Servus, a peer-to-peer service marketplace designed for students, is out to redefine quality care, announced Darren Tsai during the team’s pitch. The app connects college students with peers who can offer services ranging from haircuts to piano lessons. The goal is for students to find quality, vetted services conveniently and cheaply. Team members: Derek Yan, Darren Tsai, Richard Yoon, Jenna Winocur, Grace Tan, Kevin Ngo, and Josh Londin.

Following each presentation, participating panelists Tracy Brandenburg, Peter Cortle, Felix Litvinsky, Xanthe Matychak and Ken Rother offered feedback to help further craft each team’s business model.  

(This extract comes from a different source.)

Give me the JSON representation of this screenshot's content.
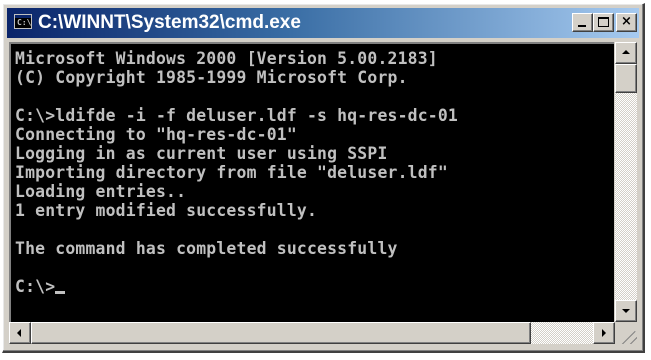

Participating students represented a wide range of majors, from Information Science, Computer Science and Business to Arts and Sciences, Industrial and Labor Relations, Policy Analysis and Management, Communication, and more, said Zhu, the lead student organizer.

“You don’t need experience at 3DS,” she said. “We will give you the experience because you’ll learn by doing.”

For students like team Greenify’s Sam Royce, 3DS was a valuable crash-course in not only crafting ideas but sticking with them.

Royce – a sophomore Applied Economics and Management student – got excited about entrepreneurship this past summer after reading Antonio Garciá Martínez’s “Chaos Monkeys” and since then has been exploring the intersection of business and technology. 3DS provided the opportunity to flush out an idea and turn it into an actual business, he said.

“Definitely a cool experience,” Royce said. “The brainstorming process of throwing out ideas, people backing them and then turning them into an actual business model showed me what’s feasible when you put in the time.”

This year’s sponsors included Entrepreneurship at Cornell, Blackstone Launchpad, Google, Rev Ithaca Startup Works, and more, as well as several industry mentors.  

Louis DiPietro is the communications coordinator for the departments of Information Science and Statistical Science.